To accomplish this, most companies with any kind of technology infrastructure today are looking at maintaining a hybrid IT infrastructure as the end state for the way they will operate their technology. This includes hybrid cloud computing, where some portion of a flexible and agile cloud computing system exists on-premises, while another portion relies on scalability in a public or private cloud.

A flexible consumption model using hybrid cloud technologies can have significant impact for many businesses, especially those with seasonal or cyclical sales. For example, a retailer that earns the majority of its revenue during certain months of the year or spiky promotional periods doesn’t need maximum IT capacity all year long. Instead, a hybrid IT environment gives them a solid foundation to operate at a baseline during non-promotional cycles and quickly scale up technology usage during heavy sales cycles.
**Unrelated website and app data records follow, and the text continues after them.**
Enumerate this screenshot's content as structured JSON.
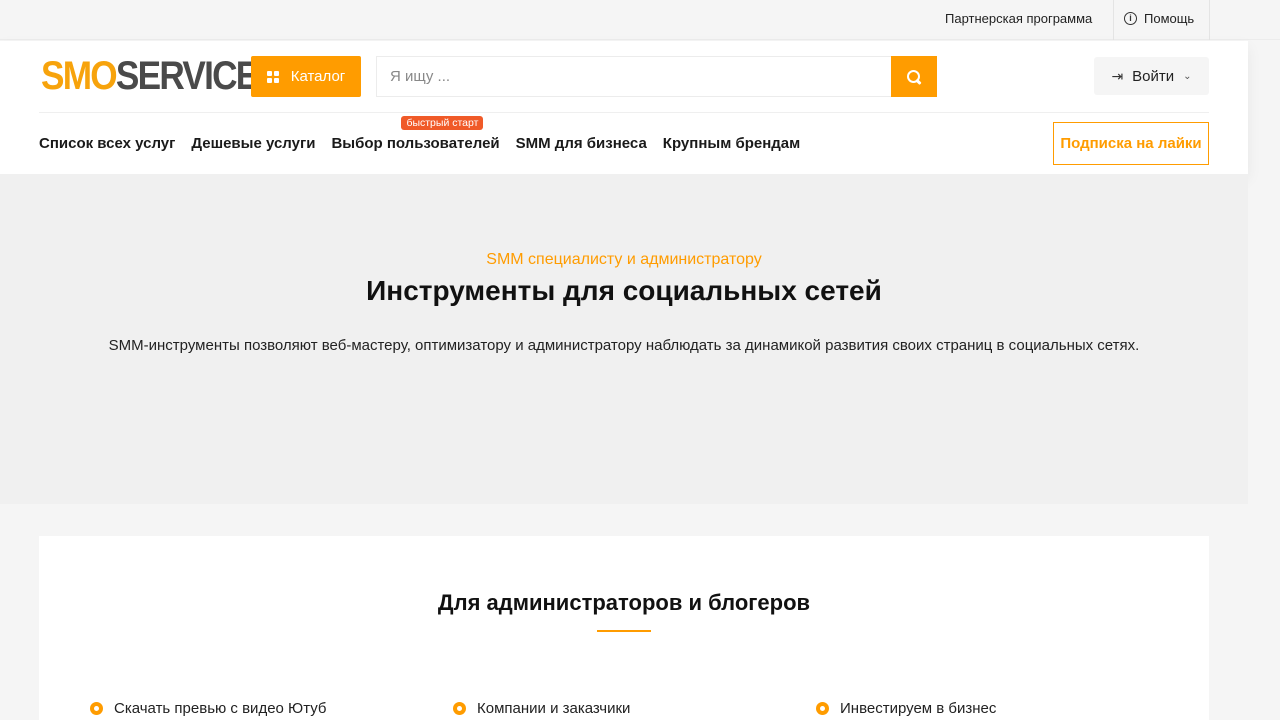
{
  "topbar": {
    "partner_label": "Партнерская программа",
    "help_label": "Помощь"
  },
  "header": {
    "logo_part1": "SMO",
    "logo_part2": "SERVICE",
    "catalog_label": "Каталог",
    "search_placeholder": "Я ищу ...",
    "login_label": "Войти",
    "subscribe_label": "Подписка на лайки"
  },
  "nav": {
    "items": [
      {
        "label": "Список всех услуг"
      },
      {
        "label": "Дешевые услуги"
      },
      {
        "label": "Выбор пользователей",
        "badge": "быстрый старт"
      },
      {
        "label": "SMM для бизнеса"
      },
      {
        "label": "Крупным брендам"
      }
    ]
  },
  "hero": {
    "kicker": "SMM специалисту и администратору",
    "title": "Инструменты для социальных сетей",
    "description": "SMM-инструменты позволяют веб-мастеру, оптимизатору и администратору наблюдать за динамикой развития своих страниц в социальных сетях."
  },
  "section": {
    "title": "Для администраторов и блогеров",
    "items": [
      {
        "label": "Скачать превью с видео Ютуб"
      },
      {
        "label": "Компании и заказчики"
      },
      {
        "label": "Инвестируем в бизнес"
      }
    ]
  },
  "colors": {
    "accent": "#ff9c00",
    "badge": "#f05a28",
    "logo_dark": "#4a4a4a"
  }
}
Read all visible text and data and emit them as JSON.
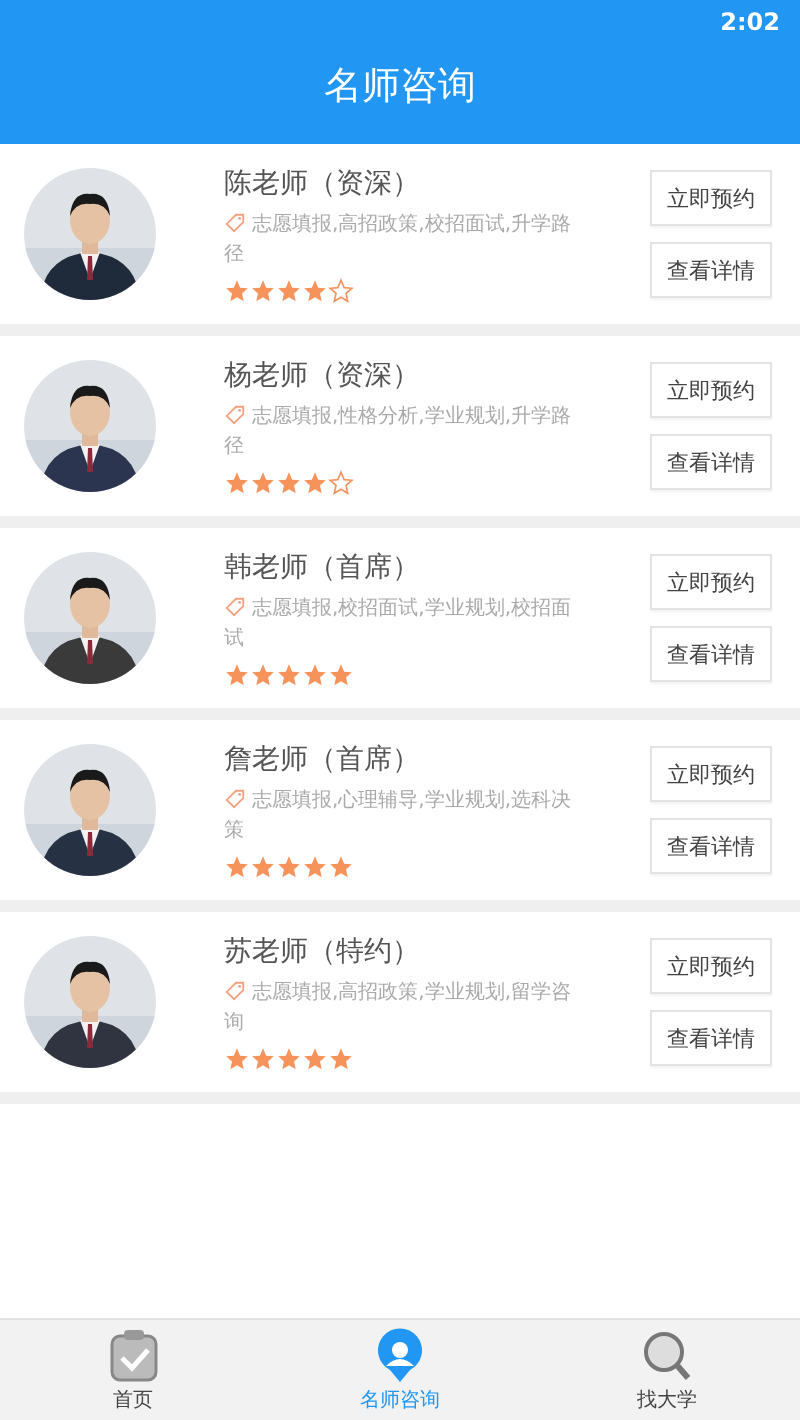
{
  "status_bar": {
    "time": "2:02"
  },
  "header": {
    "title": "名师咨询"
  },
  "teachers": [
    {
      "name": "陈老师（资深）",
      "tags": "志愿填报,高招政策,校招面试,升学路径",
      "stars": 4,
      "buttons": [
        "立即预约",
        "查看详情"
      ]
    },
    {
      "name": "杨老师（资深）",
      "tags": "志愿填报,性格分析,学业规划,升学路径",
      "stars": 4,
      "buttons": [
        "立即预约",
        "查看详情"
      ]
    },
    {
      "name": "韩老师（首席）",
      "tags": "志愿填报,校招面试,学业规划,校招面试",
      "stars": 5,
      "buttons": [
        "立即预约",
        "查看详情"
      ]
    },
    {
      "name": "詹老师（首席）",
      "tags": "志愿填报,心理辅导,学业规划,选科决策",
      "stars": 5,
      "buttons": [
        "立即预约",
        "查看详情"
      ]
    },
    {
      "name": "苏老师（特约）",
      "tags": "志愿填报,高招政策,学业规划,留学咨询",
      "stars": 5,
      "buttons": [
        "立即预约",
        "查看详情"
      ]
    }
  ],
  "tab_bar": [
    {
      "kind": "home",
      "label": "首页",
      "selected": false
    },
    {
      "kind": "consult",
      "label": "名师咨询",
      "selected": true
    },
    {
      "kind": "search",
      "label": "找大学",
      "selected": false
    }
  ]
}
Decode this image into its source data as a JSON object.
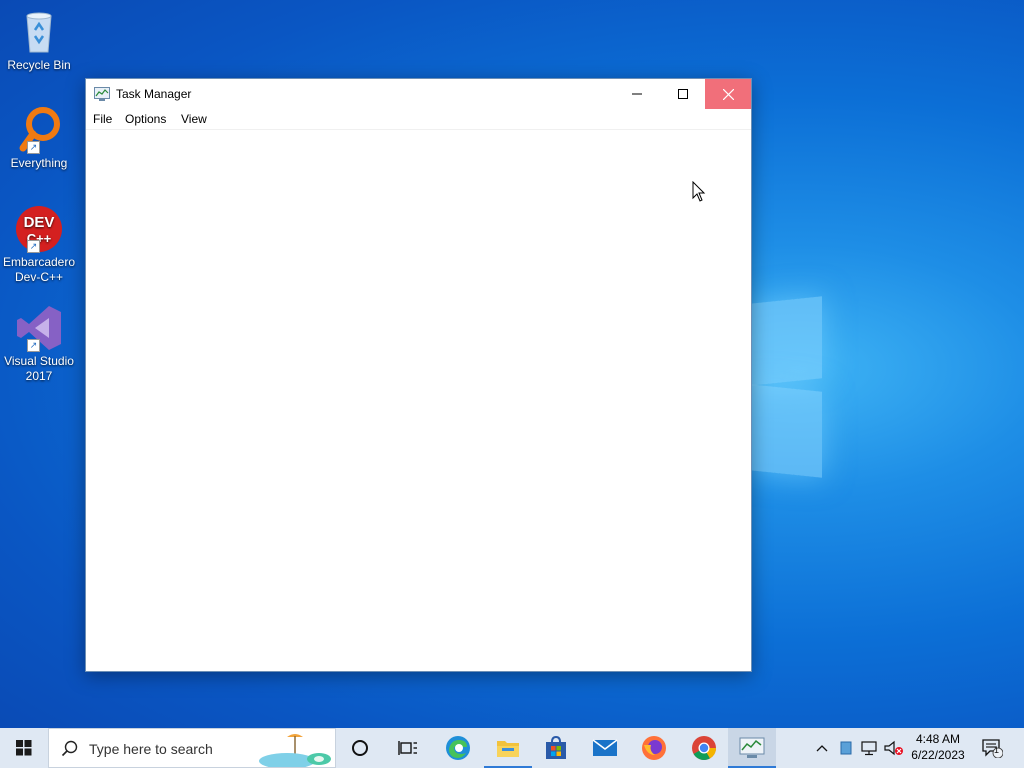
{
  "desktop": {
    "icons": [
      {
        "label": "Recycle Bin",
        "icon": "recycle-bin-icon"
      },
      {
        "label": "Everything",
        "icon": "everything-search-icon"
      },
      {
        "label": "Embarcadero Dev-C++",
        "icon": "devcpp-icon",
        "logo_text_1": "DEV",
        "logo_text_2": "C++"
      },
      {
        "label": "Visual Studio 2017",
        "icon": "visual-studio-icon"
      }
    ]
  },
  "window": {
    "title": "Task Manager",
    "menu": [
      "File",
      "Options",
      "View"
    ]
  },
  "taskbar": {
    "search_placeholder": "Type here to search",
    "pinned": [
      "cortana-icon",
      "task-view-icon",
      "edge-icon",
      "file-explorer-icon",
      "microsoft-store-icon",
      "mail-icon",
      "firefox-icon",
      "chrome-icon",
      "task-manager-icon"
    ],
    "clock_time": "4:48 AM",
    "clock_date": "6/22/2023",
    "notification_count": "1"
  },
  "colors": {
    "accent": "#2f7ad6",
    "close_button": "#e81123",
    "taskbar": "#dfe8f3"
  }
}
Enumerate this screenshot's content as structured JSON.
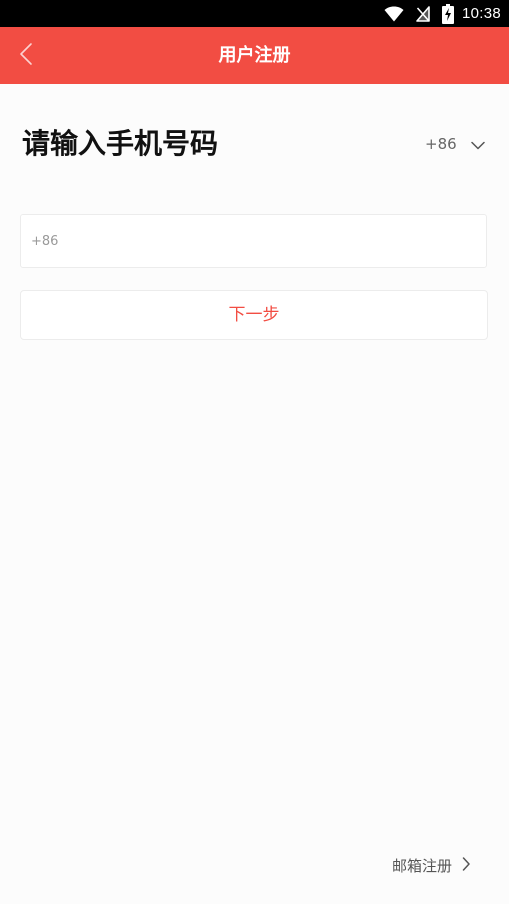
{
  "status_bar": {
    "time": "10:38",
    "icons": [
      "wifi-icon",
      "no-signal-icon",
      "battery-charging-icon"
    ]
  },
  "app_bar": {
    "title": "用户注册",
    "back_icon": "chevron-left-icon",
    "background_color": "#f24d43"
  },
  "main": {
    "heading": "请输入手机号码",
    "country_code": "+86",
    "country_chevron_icon": "chevron-down-icon",
    "phone_input": {
      "value": "",
      "placeholder": "+86"
    },
    "next_button_label": "下一步"
  },
  "footer": {
    "email_register_label": "邮箱注册",
    "email_register_icon": "chevron-right-icon"
  },
  "colors": {
    "accent": "#f24d43",
    "page_background": "#fcfcfc"
  }
}
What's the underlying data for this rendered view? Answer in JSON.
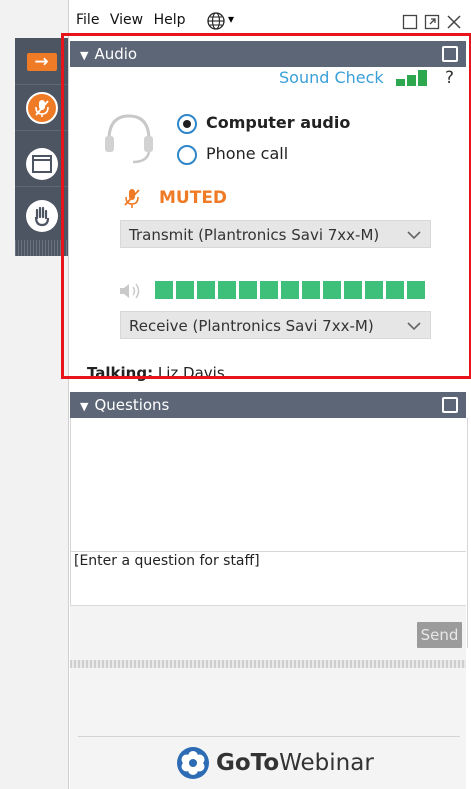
{
  "menu": {
    "file": "File",
    "view": "View",
    "help": "Help",
    "globe_icon": "globe-icon",
    "globe_caret": "▾"
  },
  "window_controls": [
    "restore-icon",
    "popout-icon",
    "close-icon"
  ],
  "toolbar": {
    "icons": [
      "arrow-right-icon",
      "mic-muted-icon",
      "window-icon",
      "raise-hand-icon"
    ],
    "accent": "#f07b26"
  },
  "audio": {
    "header": "Audio",
    "sound_check": "Sound Check",
    "help_mark": "?",
    "options": [
      {
        "label": "Computer audio",
        "selected": true
      },
      {
        "label": "Phone call",
        "selected": false
      }
    ],
    "status": "MUTED",
    "transmit_device": "Transmit (Plantronics Savi 7xx-M)",
    "receive_device": "Receive (Plantronics Savi 7xx-M)",
    "speaker_level_blocks": 13,
    "signal_bars": 3
  },
  "talking": {
    "label": "Talking:",
    "name": "Liz Davis"
  },
  "questions": {
    "header": "Questions",
    "placeholder": "[Enter a question for staff]",
    "send": "Send"
  },
  "branding": {
    "goto": "GoTo",
    "product": "Webinar"
  },
  "colors": {
    "header_bg": "#5d6676",
    "highlight_border": "#e8141c",
    "link": "#3aa0d8",
    "meter": "#3ec07a"
  }
}
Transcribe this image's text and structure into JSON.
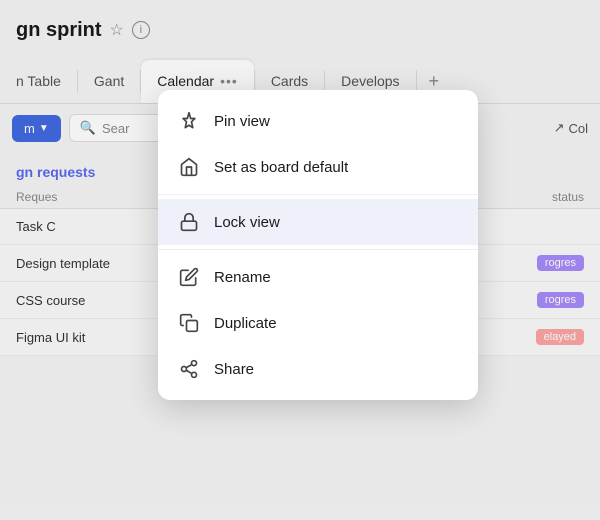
{
  "header": {
    "title": "gn sprint",
    "star_icon": "★",
    "info_icon": "ⓘ"
  },
  "tabs": {
    "items": [
      {
        "label": "n Table",
        "active": false
      },
      {
        "label": "Gant",
        "active": false
      },
      {
        "label": "Calendar",
        "active": true
      },
      {
        "label": "Cards",
        "active": false
      },
      {
        "label": "Develops",
        "active": false
      }
    ],
    "plus_label": "+",
    "dots_label": "···"
  },
  "toolbar": {
    "primary_button": "m",
    "search_placeholder": "Sear",
    "col_label": "Col"
  },
  "content": {
    "section_title": "gn requests",
    "table_header": "Reques",
    "status_header": "status",
    "rows": [
      {
        "name": "Task C",
        "status": null
      },
      {
        "name": "Design template",
        "status": "progress",
        "status_label": "rogres"
      },
      {
        "name": "CSS course",
        "status": "progress",
        "status_label": "rogres"
      },
      {
        "name": "Figma UI kit",
        "status": "delayed",
        "status_label": "elayed"
      }
    ]
  },
  "dropdown": {
    "items": [
      {
        "id": "pin",
        "label": "Pin view",
        "icon": "pin"
      },
      {
        "id": "board-default",
        "label": "Set as board default",
        "icon": "home"
      },
      {
        "id": "lock",
        "label": "Lock view",
        "icon": "lock",
        "active": true
      },
      {
        "id": "rename",
        "label": "Rename",
        "icon": "pencil"
      },
      {
        "id": "duplicate",
        "label": "Duplicate",
        "icon": "copy"
      },
      {
        "id": "share",
        "label": "Share",
        "icon": "share"
      }
    ]
  }
}
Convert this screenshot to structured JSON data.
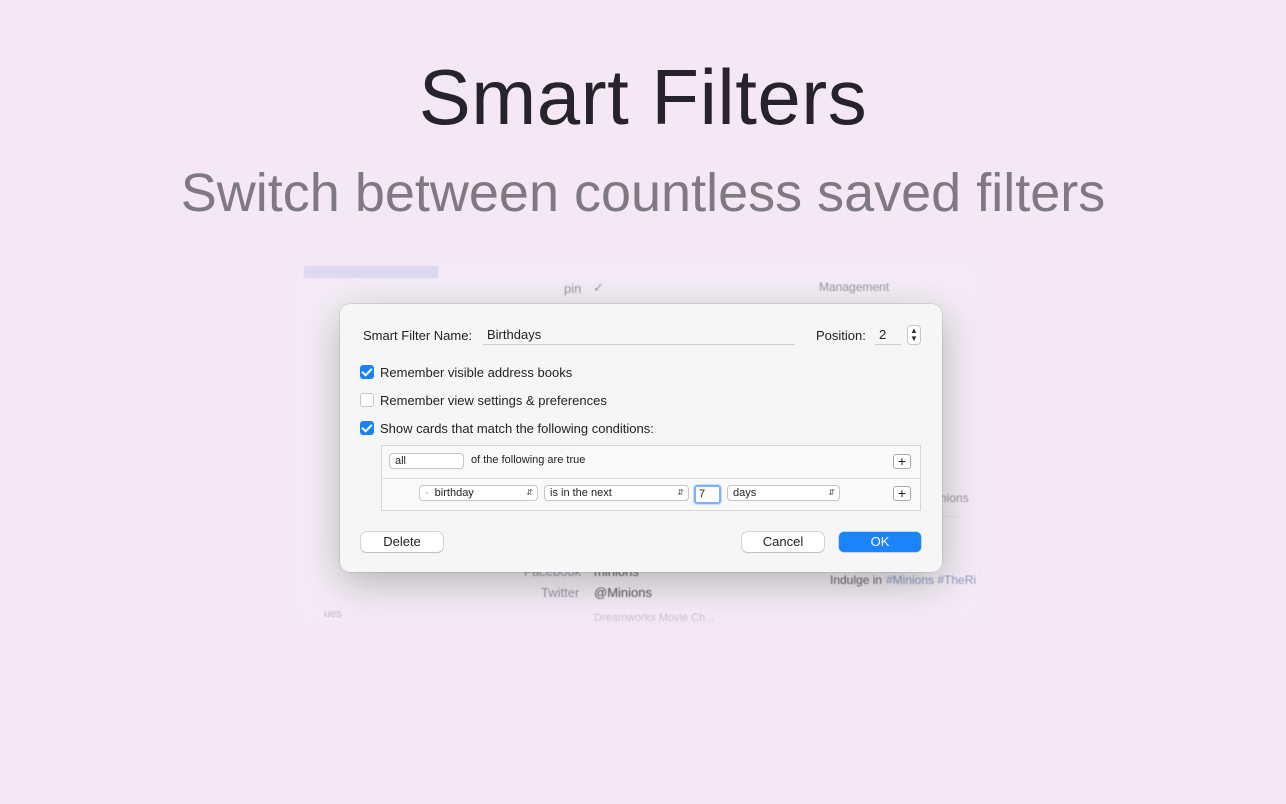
{
  "headline": "Smart Filters",
  "subline": "Switch between countless saved filters",
  "background_window": {
    "pin_label": "pin",
    "pin_check": "✓",
    "management": "Management",
    "facebook_label": "Facebook",
    "facebook_value": "minions",
    "twitter_label": "Twitter",
    "twitter_value": "@Minions",
    "right_partial": "nions",
    "indulge_text": "Indulge in",
    "indulge_tags": "#Minions #TheRi",
    "bottom_left": "ues",
    "bottom_mid": "Dreamworks Movie Ch..."
  },
  "dialog": {
    "name_label": "Smart Filter Name:",
    "name_value": "Birthdays",
    "position_label": "Position:",
    "position_value": "2",
    "options": [
      {
        "label": "Remember visible address books",
        "checked": true
      },
      {
        "label": "Remember view settings & preferences",
        "checked": false
      },
      {
        "label": "Show cards that match the following conditions:",
        "checked": true
      }
    ],
    "match_select": "all",
    "match_text": "of the following are true",
    "rule": {
      "field": "birthday",
      "operator": "is in the next",
      "number": "7",
      "unit": "days"
    },
    "delete_label": "Delete",
    "cancel_label": "Cancel",
    "ok_label": "OK"
  },
  "colors": {
    "accent": "#1b83fb",
    "background": "#f3e8f4"
  }
}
Customer intimacy, experience and communities
The second among these key trends is the need for companies to use technology to increase and improve the level of customer intimacy and experience while building and supporting narrower communities within the industries they serve. For example, technology professionals are looking deeper into the various communities that make up the health care industry payers and providers, clinicians, practitioners, administrators and so on.

This trend is being driven by a number of business requirements, including stronger alignment with industry-specific needs, increasing industry compliance and government regulations, and requests to provide better and faster access to customer data. IT needs to enable community support and develop new revenue streams for their organizations.

Companies are using a wide range of technologies to do so, many of which overlap from big data to mobile apps to social media. Big data is enabling companies to make faster real-time decisions based on structured data like point-of-sale and demographic information, and unstructured data like website comments and photos.

Moving forward, technologies such as the software-defined data center, where all infrastructure is virtualized and delivered as a service, will support attributes that align to a particular industry, community or business. These technologies will understand and adapt to the way industry communities and sub-communities work.

Workplace and device diversity
The third of this trio of key technology trends focuses on the way businesses communicate. Today’s workplace increasingly exists beyond the typical borders of the office to include the home and customer workplaces. And today’s workforce and customers demand the ability to access any type of data, from any place in the world on any type of device. This last part is critical there is no single device, but a range of devices and apps that employees and customers expect IT to support.

Driving this need is the obvious point that connecting employees, partners, vendors and customers is a critical function for most businesses, especially as we expand outside regional boundaries. Businesses are extending those boundaries with network, voice, video and collaborative application services. This has led to the need to support bring-your-own-device (BYOD) policies as employees mix personal and professional data and devices.

Managed correctly, providing a flexible level of workplace and device diversity can result in improved productivity, lower costs and true collaboration and sharing across any device.

One example is the use of unified communications or single inboxes for email, IM, video and collaboration whether at a desktop, on a mobile phone or using a tablet. Utilities and services companies are increasingly using these technologies to provide on the spot customer service and to aid in repairs and billing.

The new ‘Business as Usual’
Businesses are responding to many forces in today’s marketplace and while each of these is a distinct trend, with its own set of technologies to service and support it, together they are forming a new normal for business and IT working together. Hybrid IT flexibility and agility is enabling companies to provide access to data and computing power cost-effectively and in real time. This in turn enables companies to learn more about the needs of their customers enabling them to improve the customer experience. And companies are increasingly using mobile applications and BYOD to support anytime, anywhere, any way business collaboration.